The Raspberry Pi community is huge and a great place to make friends—literally. Today we’re showing off one of the coolest friends you can make with the help of our favorite SBC. This bipedal companion robot was created by maker and developer Dan Nicholson and relies on a Raspberry Pi as it’s main driving component. It’s also aided by a couple of custom PCBs as well as an Arduino.
According to Nicholson, the goal of this project wasn’t just to make a cool bipedal robot but also to develop something that others could experiment with at home. Whether you’re new to robotics or a well-seasoned pro, this project was intended to be a platform for makers of any ability to explore and build upon. It’s intentionally modular and can work with a variety of systems, components.

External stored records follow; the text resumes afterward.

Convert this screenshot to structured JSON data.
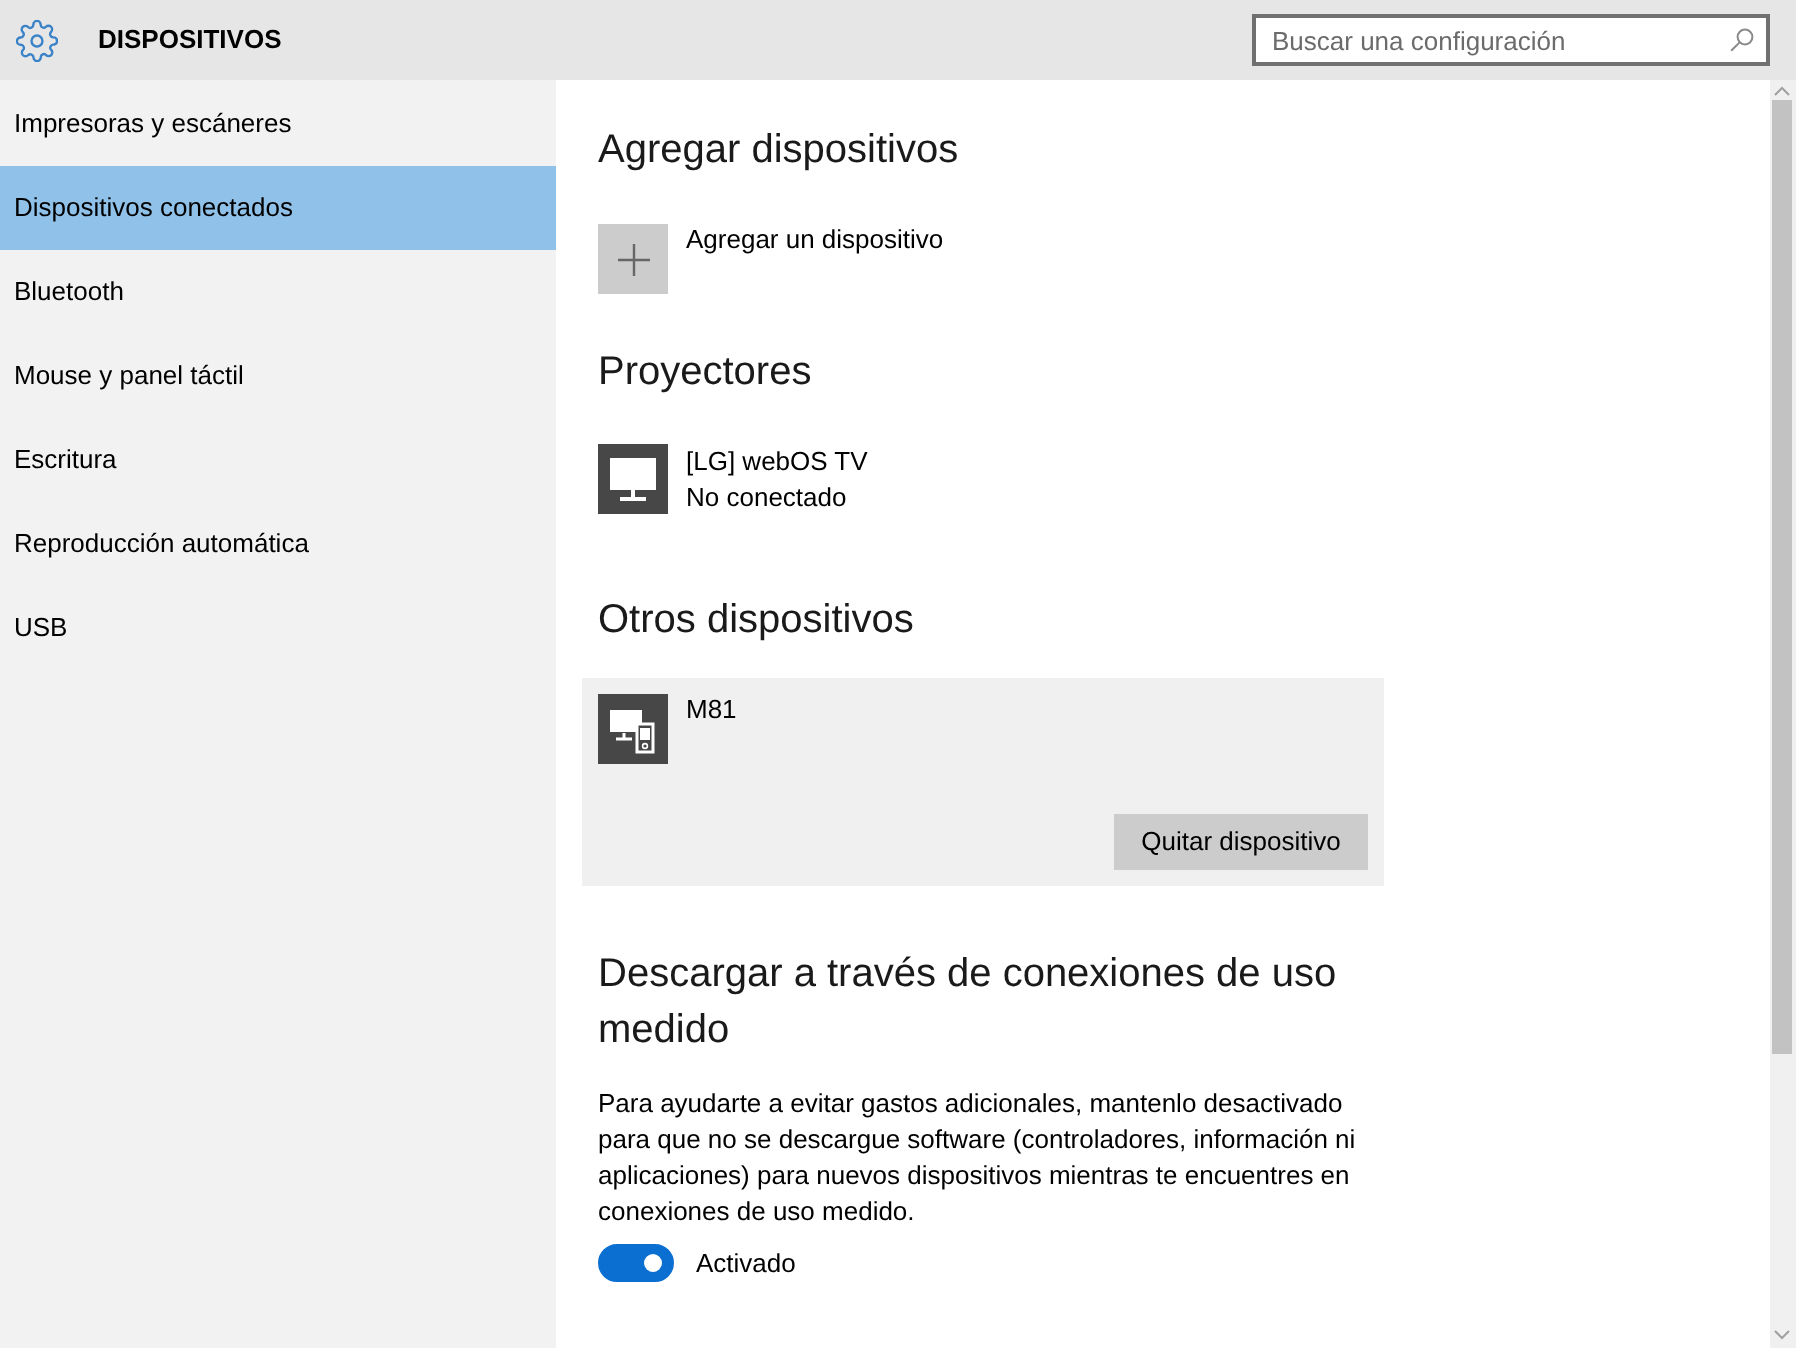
{
  "header": {
    "title": "DISPOSITIVOS",
    "search": {
      "placeholder": "Buscar una configuración"
    }
  },
  "sidebar": {
    "items": [
      {
        "label": "Impresoras y escáneres",
        "selected": false
      },
      {
        "label": "Dispositivos conectados",
        "selected": true
      },
      {
        "label": "Bluetooth",
        "selected": false
      },
      {
        "label": "Mouse y panel táctil",
        "selected": false
      },
      {
        "label": "Escritura",
        "selected": false
      },
      {
        "label": "Reproducción automática",
        "selected": false
      },
      {
        "label": "USB",
        "selected": false
      }
    ]
  },
  "add_devices": {
    "title": "Agregar dispositivos",
    "action": "Agregar un dispositivo"
  },
  "projectors": {
    "title": "Proyectores",
    "devices": [
      {
        "name": "[LG] webOS TV",
        "status": "No conectado"
      }
    ]
  },
  "other_devices": {
    "title": "Otros dispositivos",
    "devices": [
      {
        "name": "M81",
        "expanded": true,
        "button": "Quitar dispositivo"
      }
    ]
  },
  "metered": {
    "title": "Descargar a través de conexiones de uso medido",
    "description": "Para ayudarte a evitar gastos adicionales, mantenlo desactivado para que no se descargue software (controladores, información ni aplicaciones) para nuevos dispositivos mientras te encuentres en conexiones de uso medido.",
    "toggle": {
      "on": true,
      "label": "Activado"
    }
  }
}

This is the third iteration of his work which has been progressing over a few years. The first was mostly just a proof of concept while the second was a more impressive albeit less stable edition. You can see how far along this third version has come by checking out the playlist on YouTube he shared detailing version 2’s creation.
There are quite a few pieces in this robot created from scratch just for the project. You can find two custom PCBs—one for the Pi 3B+ and one for the Arduino Pro Mini that controls the servos. The body is also 3D printed with files available for anyone to download and print at home. A Google Coral TPU is attached to the head to enhance the Pi’s image processing capability. Additional components include things like a camera module, microphones, buttons, a microwave sensor and even a snazzy NeoPixel LED ring for one of the eyes.
The software for the project is also open source and available for anyone to check out. There is a full build guide over at GitHub which includes detailed information for specific parts of the project like setting up speech recognition and implementing a battery monitor for power management.
If you want to get a closer look at this Raspberry Pi project, check out the video shared to YouTube showing it off and explore the project in greater detail over at GitHub. Be sure to follow Dan Nicholson for future updates, as well.